“Life shrinks or expands in proportion to one’s courage.” Anais Nin

“We gain strength, and courage, and confidence by each experience in which we really stop to look fear in the face … we must do that which we think we cannot.”  Eleanor Roosevelt

“Courage doesn’t always roar.  Sometimes courage is the little voice at the end of the day that says…I’ll try again tomorrow.”  Mary Anne Radamacher-Hershey

“FEAR has two meanings:  Forget Everything And Run or Face Everything And Rise.”  Unknown

“Each of us must confront our own fears, must come face to face with them.  How we handle our fears will determine where we go with the rest of our lives.  To experience adventure or to be limited by the fear of it.”  Judy Blume

“I am not a courageous person by nature.  I have simply discovered that, at certain key moments in this life, you must find courage in yourself in order to move forward and live.  It is like a muscle and must be exercised, first a little, and then more and more.  All the really exciting things possible during the course of a lifetime require a little more courage than we currently have.  A deep breath and a leap.”  John Patrick Shanley



Perseverance is simply refusing to quit – to give up in the face of set backs, disappointments, failures or losses.  It is refusing to be a victim for long when victimized.  There will be times on your journey when you will be frustrated, disappointed, discouraged, depressed, scared or anxious or just tired and worn out.  That’s normal.  You just can’t quit.

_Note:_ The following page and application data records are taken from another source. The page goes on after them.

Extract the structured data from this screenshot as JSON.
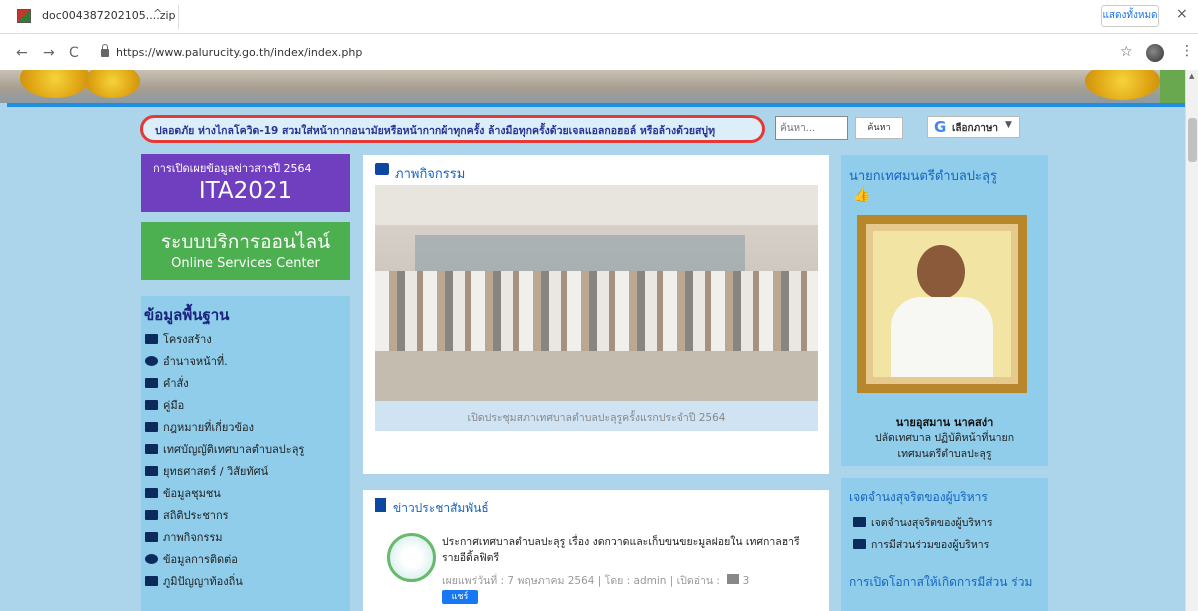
{
  "download": {
    "filename": "doc004387202105....zip",
    "chevron": "^",
    "show_all": "แสดงทั้งหมด",
    "close": "×"
  },
  "address": {
    "back": "←",
    "forward": "→",
    "reload": "C",
    "url": "https://www.palurucity.go.th/index/index.php",
    "star": "☆",
    "menu": "⋮"
  },
  "notice": {
    "text": "ปลอดภัย ห่างไกลโควิด-19 สวมใส่หน้ากากอนามัยหรือหน้ากากผ้าทุกครั้ง ล้างมือทุกครั้งด้วยเจลแอลกอฮอล์ หรือล้างด้วยสบู่ทุ"
  },
  "search": {
    "placeholder": "ค้นหา...",
    "button": "ค้นหา"
  },
  "translate": {
    "label": "เลือกภาษา",
    "arrow": "▼",
    "g": "G"
  },
  "ita": {
    "subtitle": "การเปิดเผยข้อมูลข่าวสารปี 2564",
    "title": "ITA2021"
  },
  "services": {
    "th": "ระบบบริการออนไลน์",
    "en": "Online Services Center"
  },
  "basic": {
    "title": "ข้อมูลพื้นฐาน",
    "items": [
      "โครงสร้าง",
      "อำนาจหน้าที่.",
      "คำสั่ง",
      "คู่มือ",
      "กฎหมายที่เกี่ยวข้อง",
      "เทศบัญญัติเทศบาลตำบลปะลุรู",
      "ยุทธศาสตร์ / วิสัยทัศน์",
      "ข้อมูลชุมชน",
      "สถิติประชากร",
      "ภาพกิจกรรม",
      "ข้อมูลการติดต่อ",
      "ภูมิปัญญาท้องถิ่น"
    ]
  },
  "activities": {
    "title": "ภาพกิจกรรม",
    "caption": "เปิดประชุมสภาเทศบาลตำบลปะลุรูครั้งแรกประจำปี 2564"
  },
  "news": {
    "title": "ข่าวประชาสัมพันธ์",
    "headline": "ประกาศเทศบาลตำบลปะลุรู เรื่อง งดกวาดและเก็บขนขยะมูลฝอยใน เทศกาลฮารีรายอีดิ้ลฟิตรี",
    "meta": "เผยแพร่วันที่ : 7 พฤษภาคม 2564 | โดย : admin | เปิดอ่าน :",
    "reads": "3",
    "share": "แชร์"
  },
  "mayor": {
    "title": "นายกเทศมนตรีตำบลปะลุรู",
    "name": "นายอุสมาน นาคสง่า",
    "pos1": "ปลัดเทศบาล ปฏิบัติหน้าที่นายก",
    "pos2": "เทศมนตรีตำบลปะลุรู"
  },
  "ethics": {
    "title": "เจตจำนงสุจริตของผู้บริหาร",
    "item1": "เจตจำนงสุจริตของผู้บริหาร",
    "item2": "การมีส่วนร่วมของผู้บริหาร"
  },
  "open": {
    "title": "การเปิดโอกาสให้เกิดการมีส่วน ร่วม"
  },
  "colors": {
    "accent": "#1565c0",
    "purple": "#6f3fbf",
    "green": "#4caf50",
    "panel": "#8fcdeb"
  }
}
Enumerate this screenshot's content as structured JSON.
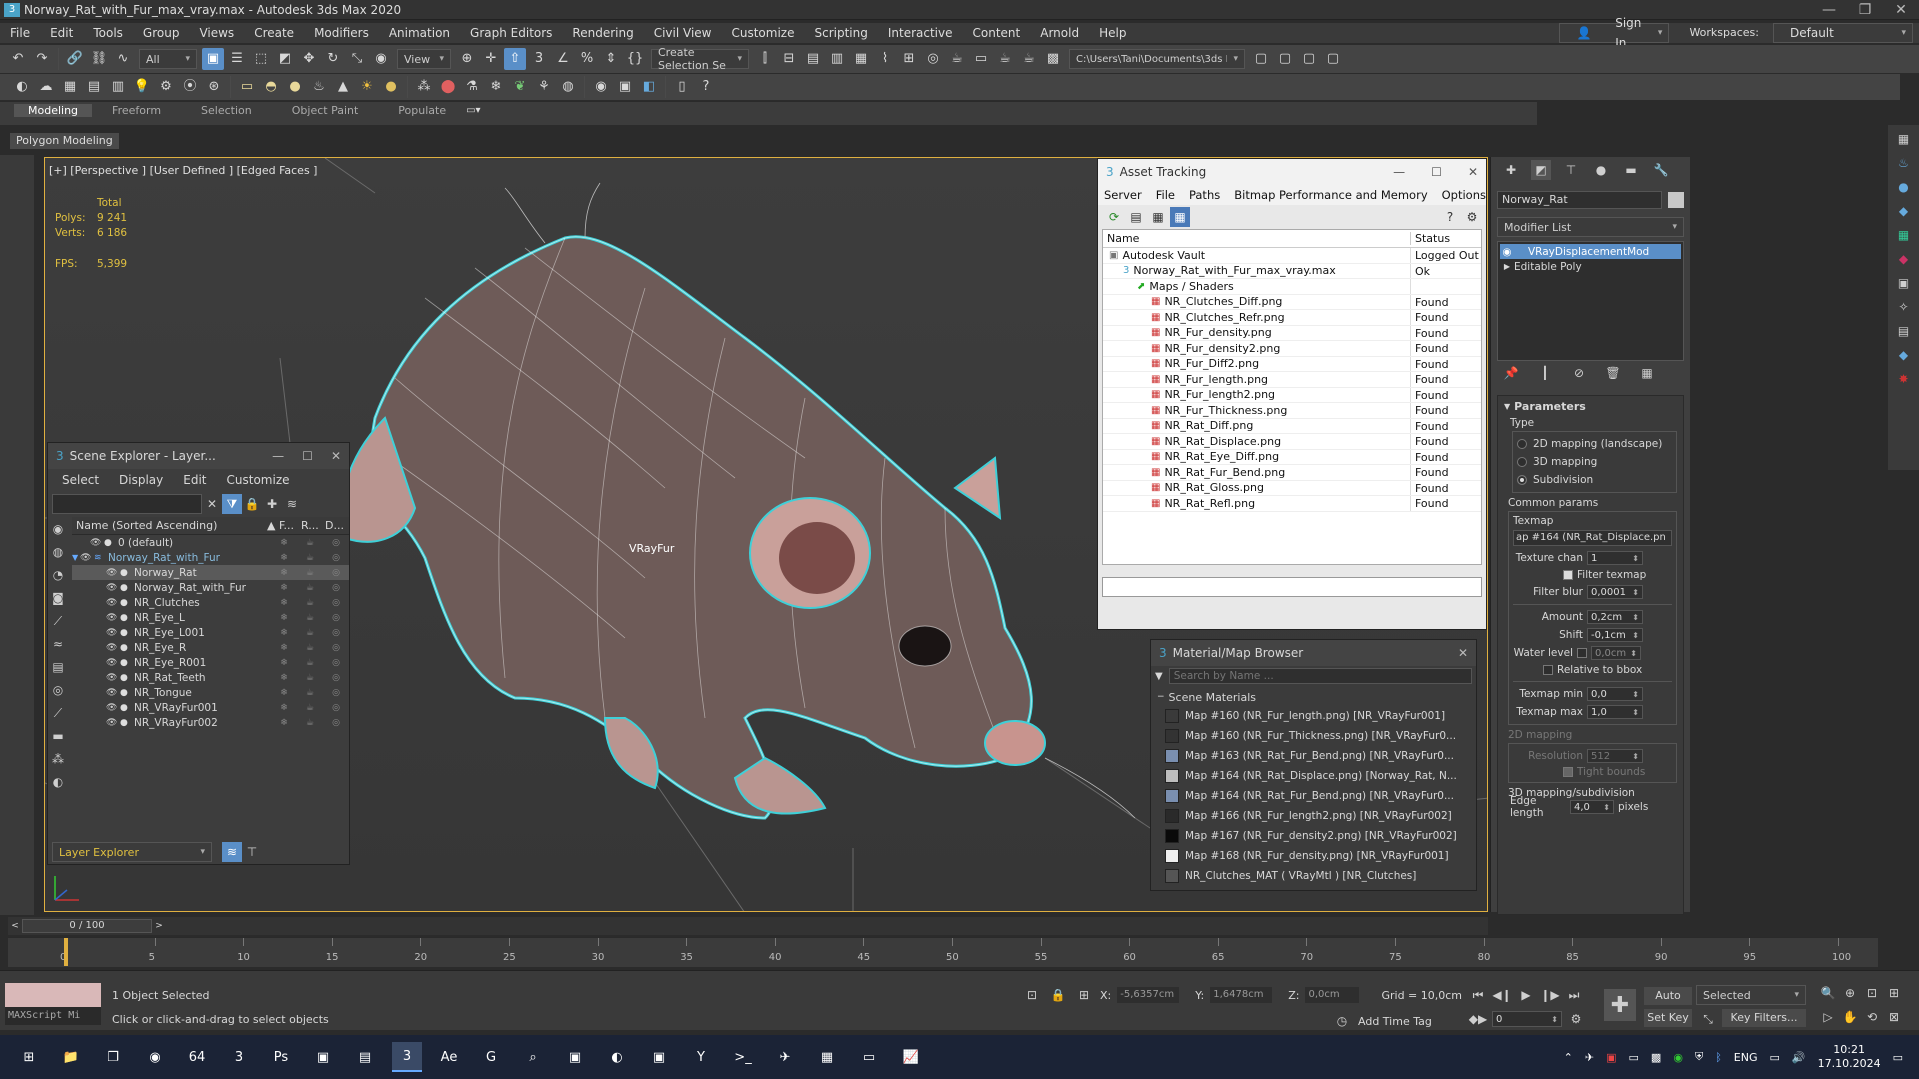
{
  "window": {
    "title": "Norway_Rat_with_Fur_max_vray.max - Autodesk 3ds Max 2020",
    "controls": [
      "—",
      "❐",
      "✕"
    ]
  },
  "menu": [
    "File",
    "Edit",
    "Tools",
    "Group",
    "Views",
    "Create",
    "Modifiers",
    "Animation",
    "Graph Editors",
    "Rendering",
    "Civil View",
    "Customize",
    "Scripting",
    "Interactive",
    "Content",
    "Arnold",
    "Help"
  ],
  "account": {
    "sign_in": "Sign In",
    "workspaces_label": "Workspaces:",
    "workspace": "Default"
  },
  "toolbar": {
    "filter": "All",
    "ref_coord": "View",
    "selection_set": "Create Selection Se",
    "project_path": "C:\\Users\\Tani\\Documents\\3ds Max 2020"
  },
  "ribbon": {
    "tabs": [
      "Modeling",
      "Freeform",
      "Selection",
      "Object Paint",
      "Populate"
    ],
    "sub": "Polygon Modeling"
  },
  "viewport": {
    "label": "[+] [Perspective ] [User Defined ] [Edged Faces ]",
    "stats_total": "Total",
    "polys_label": "Polys:",
    "polys": "9 241",
    "verts_label": "Verts:",
    "verts": "6 186",
    "fps_label": "FPS:",
    "fps": "5,399",
    "tag": "VRayFur"
  },
  "scene_explorer": {
    "title": "Scene Explorer - Layer...",
    "menu": [
      "Select",
      "Display",
      "Edit",
      "Customize"
    ],
    "col_name": "Name (Sorted Ascending)",
    "col_f": "▲ F...",
    "col_r": "R...",
    "col_d": "D...",
    "rows": [
      {
        "label": "0 (default)",
        "indent": 0,
        "selected": false
      },
      {
        "label": "Norway_Rat_with_Fur",
        "indent": 0,
        "selected": false,
        "layer": true
      },
      {
        "label": "Norway_Rat",
        "indent": 1,
        "selected": true
      },
      {
        "label": "Norway_Rat_with_Fur",
        "indent": 1,
        "selected": false
      },
      {
        "label": "NR_Clutches",
        "indent": 1,
        "selected": false
      },
      {
        "label": "NR_Eye_L",
        "indent": 1,
        "selected": false
      },
      {
        "label": "NR_Eye_L001",
        "indent": 1,
        "selected": false
      },
      {
        "label": "NR_Eye_R",
        "indent": 1,
        "selected": false
      },
      {
        "label": "NR_Eye_R001",
        "indent": 1,
        "selected": false
      },
      {
        "label": "NR_Rat_Teeth",
        "indent": 1,
        "selected": false
      },
      {
        "label": "NR_Tongue",
        "indent": 1,
        "selected": false
      },
      {
        "label": "NR_VRayFur001",
        "indent": 1,
        "selected": false
      },
      {
        "label": "NR_VRayFur002",
        "indent": 1,
        "selected": false
      }
    ],
    "footer": "Layer Explorer"
  },
  "asset_tracking": {
    "title": "Asset Tracking",
    "menu": [
      "Server",
      "File",
      "Paths",
      "Bitmap Performance and Memory",
      "Options"
    ],
    "col_name": "Name",
    "col_status": "Status",
    "rows": [
      {
        "name": "Autodesk Vault",
        "status": "Logged Out",
        "level": 0
      },
      {
        "name": "Norway_Rat_with_Fur_max_vray.max",
        "status": "Ok",
        "level": 1
      },
      {
        "name": "Maps / Shaders",
        "status": "",
        "level": 2
      },
      {
        "name": "NR_Clutches_Diff.png",
        "status": "Found",
        "level": 3
      },
      {
        "name": "NR_Clutches_Refr.png",
        "status": "Found",
        "level": 3
      },
      {
        "name": "NR_Fur_density.png",
        "status": "Found",
        "level": 3
      },
      {
        "name": "NR_Fur_density2.png",
        "status": "Found",
        "level": 3
      },
      {
        "name": "NR_Fur_Diff2.png",
        "status": "Found",
        "level": 3
      },
      {
        "name": "NR_Fur_length.png",
        "status": "Found",
        "level": 3
      },
      {
        "name": "NR_Fur_length2.png",
        "status": "Found",
        "level": 3
      },
      {
        "name": "NR_Fur_Thickness.png",
        "status": "Found",
        "level": 3
      },
      {
        "name": "NR_Rat_Diff.png",
        "status": "Found",
        "level": 3
      },
      {
        "name": "NR_Rat_Displace.png",
        "status": "Found",
        "level": 3
      },
      {
        "name": "NR_Rat_Eye_Diff.png",
        "status": "Found",
        "level": 3
      },
      {
        "name": "NR_Rat_Fur_Bend.png",
        "status": "Found",
        "level": 3
      },
      {
        "name": "NR_Rat_Gloss.png",
        "status": "Found",
        "level": 3
      },
      {
        "name": "NR_Rat_Refl.png",
        "status": "Found",
        "level": 3
      }
    ]
  },
  "material_browser": {
    "title": "Material/Map Browser",
    "search_placeholder": "Search by Name ...",
    "group": "Scene Materials",
    "items": [
      {
        "label": "Map #160 (NR_Fur_length.png) [NR_VRayFur001]",
        "swatch": "#3a3a3a"
      },
      {
        "label": "Map #160 (NR_Fur_Thickness.png) [NR_VRayFur0...",
        "swatch": "#333"
      },
      {
        "label": "Map #163 (NR_Rat_Fur_Bend.png) [NR_VRayFur0...",
        "swatch": "#7a8fb0"
      },
      {
        "label": "Map #164 (NR_Rat_Displace.png) [Norway_Rat, N...",
        "swatch": "#bdbdbd"
      },
      {
        "label": "Map #164 (NR_Rat_Fur_Bend.png) [NR_VRayFur0...",
        "swatch": "#7a8fb0"
      },
      {
        "label": "Map #166 (NR_Fur_length2.png) [NR_VRayFur002]",
        "swatch": "#2a2a2a"
      },
      {
        "label": "Map #167 (NR_Fur_density2.png) [NR_VRayFur002]",
        "swatch": "#0a0a0a"
      },
      {
        "label": "Map #168 (NR_Fur_density.png) [NR_VRayFur001]",
        "swatch": "#eeeeee"
      },
      {
        "label": "NR_Clutches_MAT ( VRayMtl ) [NR_Clutches]",
        "swatch": "#555"
      }
    ]
  },
  "command_panel": {
    "object_name": "Norway_Rat",
    "modifier_list": "Modifier List",
    "stack": [
      "VRayDisplacementMod",
      "Editable Poly"
    ],
    "rollout": "Parameters",
    "type_label": "Type",
    "type_options": [
      "2D mapping (landscape)",
      "3D mapping",
      "Subdivision"
    ],
    "type_selected": 2,
    "common_params": "Common params",
    "texmap_label": "Texmap",
    "texmap": "ap #164 (NR_Rat_Displace.pn",
    "texture_chan_label": "Texture chan",
    "texture_chan": "1",
    "filter_texmap": "Filter texmap",
    "filter_blur_label": "Filter blur",
    "filter_blur": "0,0001",
    "amount_label": "Amount",
    "amount": "0,2cm",
    "shift_label": "Shift",
    "shift": "-0,1cm",
    "water_label": "Water level",
    "water": "0,0cm",
    "relative": "Relative to bbox",
    "texmap_min_label": "Texmap min",
    "texmap_min": "0,0",
    "texmap_max_label": "Texmap max",
    "texmap_max": "1,0",
    "mapping_2d": "2D mapping",
    "resolution_label": "Resolution",
    "resolution": "512",
    "tight_bounds": "Tight bounds",
    "mapping_3d": "3D mapping/subdivision",
    "edge_length_label": "Edge length",
    "edge_length": "4,0",
    "pixels": "pixels"
  },
  "timeline": {
    "frame": "0 / 100",
    "ticks": [
      "0",
      "5",
      "10",
      "15",
      "20",
      "25",
      "30",
      "35",
      "40",
      "45",
      "50",
      "55",
      "60",
      "65",
      "70",
      "75",
      "80",
      "85",
      "90",
      "95",
      "100"
    ]
  },
  "status": {
    "maxscript": "MAXScript Mi",
    "selected": "1 Object Selected",
    "hint": "Click or click-and-drag to select objects",
    "x_label": "X:",
    "x": "-5,6357cm",
    "y_label": "Y:",
    "y": "1,6478cm",
    "z_label": "Z:",
    "z": "0,0cm",
    "grid": "Grid = 10,0cm",
    "add_time_tag": "Add Time Tag",
    "frame_field": "0",
    "auto_key": "Auto Key",
    "set_key": "Set Key",
    "selected_dd": "Selected",
    "key_filters": "Key Filters..."
  },
  "taskbar": {
    "apps": [
      "start-icon",
      "file-explorer-icon",
      "task-view-icon",
      "chrome-icon",
      "64-icon",
      "3dsmax-icon",
      "photoshop-icon",
      "app-icon",
      "notepad-icon",
      "3dsmax-active-icon",
      "after-effects-icon",
      "g-icon",
      "search-icon",
      "app2-icon",
      "edge-icon",
      "app3-icon",
      "yandex-icon",
      "terminal-icon",
      "telegram-icon",
      "calculator-icon",
      "window-icon",
      "chart-icon"
    ],
    "lang": "ENG",
    "time": "10:21",
    "date": "17.10.2024"
  }
}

She was unstoppable, not because she did not have failures or doubts, but because she continued on despite them.


The trap is failing to act because you can’t see a direct and sure connection between your actions and success.  The key is to act even when success – or even progress – isn’t clear.  You act because you can – and you keep acting.  That keeps you in then game.

“One foot.”  Sometimes there are breakthroughs and leaps and “ahas” on the journey.  Sometimes you just grind it out.  Those times when you can only seem to put one foot in front of the other are times when you are still moving froward on your journey – just not the way you would like to be moving – and even if it doesn’t feel like progress.

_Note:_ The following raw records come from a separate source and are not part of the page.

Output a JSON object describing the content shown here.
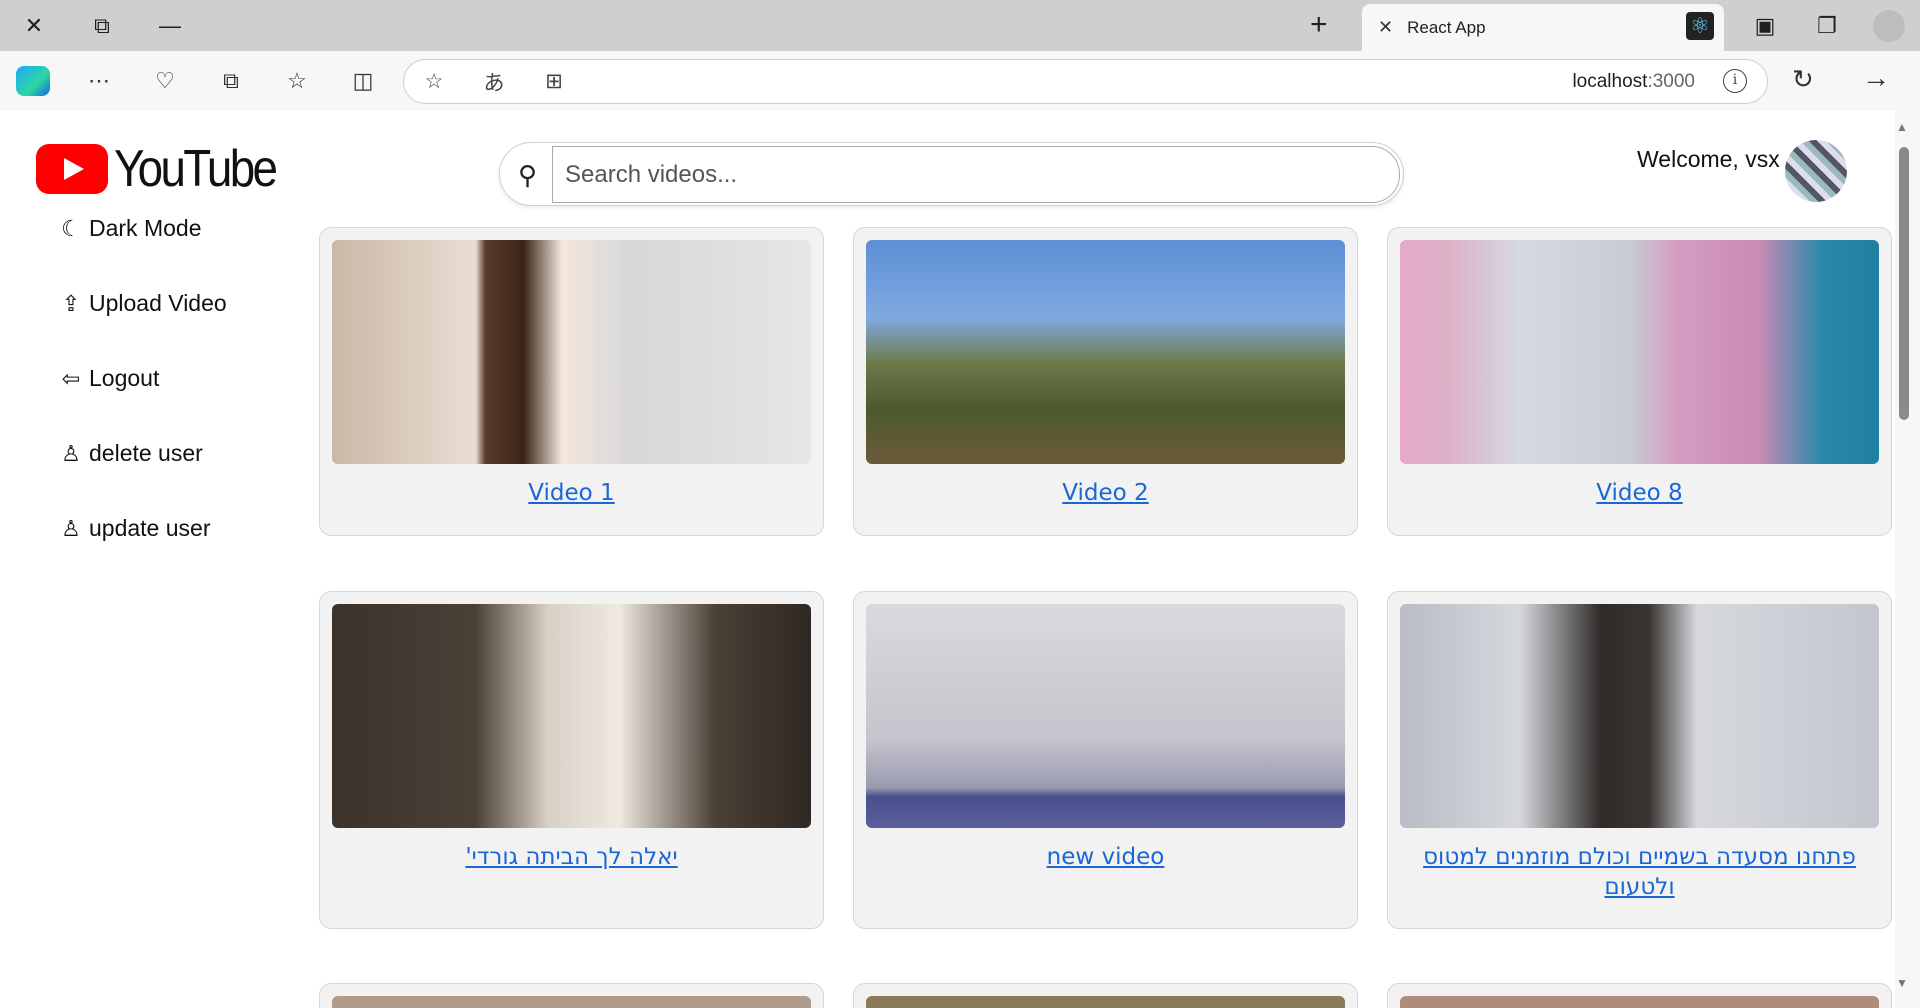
{
  "browser": {
    "tab_title": "React App",
    "url_host": "localhost",
    "url_port": ":3000",
    "icons": [
      "close-icon",
      "restore-icon",
      "minimize-icon",
      "new-tab-icon",
      "workspaces-icon",
      "collections-icon",
      "profile-icon",
      "copilot-icon",
      "more-icon",
      "health-icon",
      "tab-actions-icon",
      "favorites-icon",
      "split-screen-icon",
      "star-icon",
      "read-aloud-icon",
      "apps-icon",
      "info-icon",
      "refresh-icon",
      "forward-icon"
    ]
  },
  "header": {
    "logo_text": "YouTube",
    "search_placeholder": "Search videos...",
    "welcome_text": "Welcome, vsx"
  },
  "sidebar": {
    "items": [
      {
        "label": "Dark Mode",
        "icon": "dark-mode-icon"
      },
      {
        "label": "Upload Video",
        "icon": "upload-icon"
      },
      {
        "label": "Logout",
        "icon": "logout-icon"
      },
      {
        "label": "delete user",
        "icon": "delete-user-icon"
      },
      {
        "label": "update user",
        "icon": "update-user-icon"
      }
    ]
  },
  "videos": [
    {
      "title": "Video 1"
    },
    {
      "title": "Video 2"
    },
    {
      "title": "Video 8"
    },
    {
      "title": "יאלה לך הביתה גורדי'"
    },
    {
      "title": "new video"
    },
    {
      "title": "פתחנו מסעדה בשמיים וכולם מוזמנים למטוס ולטעום"
    }
  ],
  "colors": {
    "link": "#1a66d6",
    "card_bg": "#f2f2f2",
    "brand_red": "#ff0000"
  }
}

You never know what's around the corner. It could be everything. Or it could be nothing. You keep putting one foot in front of the other, and then one day you look back and you've climbed a mountain.

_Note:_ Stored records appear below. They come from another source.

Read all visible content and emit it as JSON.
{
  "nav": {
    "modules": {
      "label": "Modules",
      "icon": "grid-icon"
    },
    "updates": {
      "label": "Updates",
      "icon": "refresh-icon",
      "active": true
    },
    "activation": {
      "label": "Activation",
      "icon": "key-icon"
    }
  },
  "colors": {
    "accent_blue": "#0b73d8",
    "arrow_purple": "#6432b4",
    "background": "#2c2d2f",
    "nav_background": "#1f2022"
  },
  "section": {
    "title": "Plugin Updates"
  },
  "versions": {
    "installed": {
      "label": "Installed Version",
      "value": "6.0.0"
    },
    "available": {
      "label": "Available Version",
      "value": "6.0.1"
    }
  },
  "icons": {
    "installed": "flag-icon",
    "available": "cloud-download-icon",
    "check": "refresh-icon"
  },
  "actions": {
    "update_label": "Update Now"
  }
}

Resilience is the ability to adapt to life, particularly when recovering from being knocked down in some way.  Resilience is the ability to deal with the inevitable stresses, traumas, threats and setbacks we all encounter.

Life comes with relationship problems, family problems, health problems, school and work problems, and lots of other problems.  That’s just the way it works and the resilience we develop helps us “bounce back” – becoming increasingly strong, wise, flexible and capable.

Growth happens mostly outside our comfort zones and resilience makes it easier and easier to deal with the challenges and tests out there – through which we grow and develop.

My scars remind me that I did indeed survive my deepest wounds. That in itself is an accomplishment. And they bring to mind something else too. They remind me that the damage that life has inflicted on me has, in many places, left me stronger and more resilient. What hurt me in the past has actually made me better able to face the present.


Life has Happened to You – You Have Been Knocked Down

  1. That means you have been thrown into a heroic journey with the challenge to recover from being knocked down and grow and develop in the process.
  2. Commit to getting yourself back into the posture of being the author of your experience – as much as you can and as soon as you can.
  3. Look for the opportunities to accelerate your progress in defining your identity as a young adult, developing more mature relationships and building the competencies required for success as a young adult.
  4. Build a support network of people, groups, organizations and activities.
  5. Draw on and develop your courage, perseverance and resilience.
  6. Run when you can.  Make leaps when you can.  Put one foot in front of the other when you have to.

You're not going to master the rest of your life in one day. Just relax. Master the day. Then just keep doing that every day.